● Assigned task: Retrieve every line from the records in which the word "Scarlett" occurs.
*** Supplied entries Section Begins ***
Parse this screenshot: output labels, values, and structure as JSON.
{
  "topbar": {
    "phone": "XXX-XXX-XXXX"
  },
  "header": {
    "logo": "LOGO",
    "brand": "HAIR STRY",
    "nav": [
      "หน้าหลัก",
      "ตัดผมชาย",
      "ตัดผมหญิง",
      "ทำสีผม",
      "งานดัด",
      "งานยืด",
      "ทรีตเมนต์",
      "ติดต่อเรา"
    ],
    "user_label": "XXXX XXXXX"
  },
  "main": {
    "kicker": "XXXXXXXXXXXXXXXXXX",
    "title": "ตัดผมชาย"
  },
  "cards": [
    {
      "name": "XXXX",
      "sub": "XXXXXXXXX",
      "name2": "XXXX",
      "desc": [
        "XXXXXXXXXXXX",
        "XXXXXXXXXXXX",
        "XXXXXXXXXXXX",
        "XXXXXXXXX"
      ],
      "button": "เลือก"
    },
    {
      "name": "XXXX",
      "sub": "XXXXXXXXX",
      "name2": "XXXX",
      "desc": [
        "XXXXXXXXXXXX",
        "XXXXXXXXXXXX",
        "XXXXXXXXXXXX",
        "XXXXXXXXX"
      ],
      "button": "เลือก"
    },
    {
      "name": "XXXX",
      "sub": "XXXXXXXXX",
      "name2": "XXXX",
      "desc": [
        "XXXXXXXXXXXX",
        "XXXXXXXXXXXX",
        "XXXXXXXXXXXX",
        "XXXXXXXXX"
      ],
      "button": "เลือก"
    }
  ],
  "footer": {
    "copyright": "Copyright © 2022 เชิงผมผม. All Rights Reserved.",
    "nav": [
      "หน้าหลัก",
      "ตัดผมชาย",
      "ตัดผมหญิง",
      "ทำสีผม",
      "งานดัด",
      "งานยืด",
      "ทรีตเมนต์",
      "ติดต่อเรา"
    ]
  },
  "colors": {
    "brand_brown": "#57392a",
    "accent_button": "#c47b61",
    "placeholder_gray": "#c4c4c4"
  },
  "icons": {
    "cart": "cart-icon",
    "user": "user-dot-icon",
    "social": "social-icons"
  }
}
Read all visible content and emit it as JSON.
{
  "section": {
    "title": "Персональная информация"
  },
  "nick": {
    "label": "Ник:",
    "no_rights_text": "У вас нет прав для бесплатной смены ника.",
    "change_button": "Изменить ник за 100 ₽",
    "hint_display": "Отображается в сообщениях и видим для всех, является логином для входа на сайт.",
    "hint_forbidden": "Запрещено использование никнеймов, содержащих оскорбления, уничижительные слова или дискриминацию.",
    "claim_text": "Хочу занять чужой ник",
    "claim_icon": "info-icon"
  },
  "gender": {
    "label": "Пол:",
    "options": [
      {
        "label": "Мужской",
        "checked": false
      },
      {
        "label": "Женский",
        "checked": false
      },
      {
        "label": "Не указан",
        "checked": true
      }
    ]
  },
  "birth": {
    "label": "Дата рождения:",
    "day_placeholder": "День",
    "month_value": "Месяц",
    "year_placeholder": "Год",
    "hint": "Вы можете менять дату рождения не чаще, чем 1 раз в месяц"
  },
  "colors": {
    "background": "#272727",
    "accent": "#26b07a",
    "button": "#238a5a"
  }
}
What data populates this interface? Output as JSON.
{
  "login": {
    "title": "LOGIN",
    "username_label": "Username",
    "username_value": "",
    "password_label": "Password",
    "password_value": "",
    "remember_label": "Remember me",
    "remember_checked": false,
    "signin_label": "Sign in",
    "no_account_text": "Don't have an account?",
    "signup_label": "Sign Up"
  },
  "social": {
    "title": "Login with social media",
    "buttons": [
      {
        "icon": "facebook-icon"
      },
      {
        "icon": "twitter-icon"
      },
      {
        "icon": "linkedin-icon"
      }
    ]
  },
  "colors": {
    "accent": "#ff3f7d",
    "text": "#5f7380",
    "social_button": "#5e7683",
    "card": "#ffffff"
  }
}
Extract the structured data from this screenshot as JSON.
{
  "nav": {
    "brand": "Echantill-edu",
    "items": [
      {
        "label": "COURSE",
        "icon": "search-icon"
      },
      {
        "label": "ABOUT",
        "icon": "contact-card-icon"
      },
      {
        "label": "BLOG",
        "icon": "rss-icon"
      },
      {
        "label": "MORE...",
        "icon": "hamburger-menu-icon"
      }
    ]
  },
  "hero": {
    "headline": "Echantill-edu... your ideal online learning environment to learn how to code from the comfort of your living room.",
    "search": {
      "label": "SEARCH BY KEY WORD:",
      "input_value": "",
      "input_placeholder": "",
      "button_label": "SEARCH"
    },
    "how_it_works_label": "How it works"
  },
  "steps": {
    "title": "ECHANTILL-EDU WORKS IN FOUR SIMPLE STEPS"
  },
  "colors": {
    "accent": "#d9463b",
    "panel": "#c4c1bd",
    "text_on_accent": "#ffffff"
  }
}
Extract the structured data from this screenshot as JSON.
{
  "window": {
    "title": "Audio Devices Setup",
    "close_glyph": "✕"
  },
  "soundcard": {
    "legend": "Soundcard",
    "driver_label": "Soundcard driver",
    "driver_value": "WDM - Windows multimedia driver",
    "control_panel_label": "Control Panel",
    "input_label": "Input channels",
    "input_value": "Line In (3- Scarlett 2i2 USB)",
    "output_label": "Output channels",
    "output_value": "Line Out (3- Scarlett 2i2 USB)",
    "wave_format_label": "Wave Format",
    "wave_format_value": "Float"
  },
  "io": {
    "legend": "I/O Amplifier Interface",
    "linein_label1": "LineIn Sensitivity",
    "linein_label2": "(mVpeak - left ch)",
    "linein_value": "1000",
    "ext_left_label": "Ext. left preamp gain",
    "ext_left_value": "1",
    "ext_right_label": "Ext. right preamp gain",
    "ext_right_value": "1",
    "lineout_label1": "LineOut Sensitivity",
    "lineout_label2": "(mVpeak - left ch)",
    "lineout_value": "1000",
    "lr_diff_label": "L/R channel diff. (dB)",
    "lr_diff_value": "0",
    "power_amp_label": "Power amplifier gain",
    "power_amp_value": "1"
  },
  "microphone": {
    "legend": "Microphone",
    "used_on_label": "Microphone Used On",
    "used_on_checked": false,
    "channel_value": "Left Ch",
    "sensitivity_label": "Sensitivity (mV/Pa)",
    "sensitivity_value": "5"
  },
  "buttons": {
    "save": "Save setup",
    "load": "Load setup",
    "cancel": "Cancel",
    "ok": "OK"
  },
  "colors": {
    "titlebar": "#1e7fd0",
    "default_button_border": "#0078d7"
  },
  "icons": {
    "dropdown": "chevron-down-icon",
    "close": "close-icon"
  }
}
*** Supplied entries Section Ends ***
● Task result:
    "input_value": "Line In (3- Scarlett 2i2 USB)",
    "output_value": "Line Out (3- Scarlett 2i2 USB)",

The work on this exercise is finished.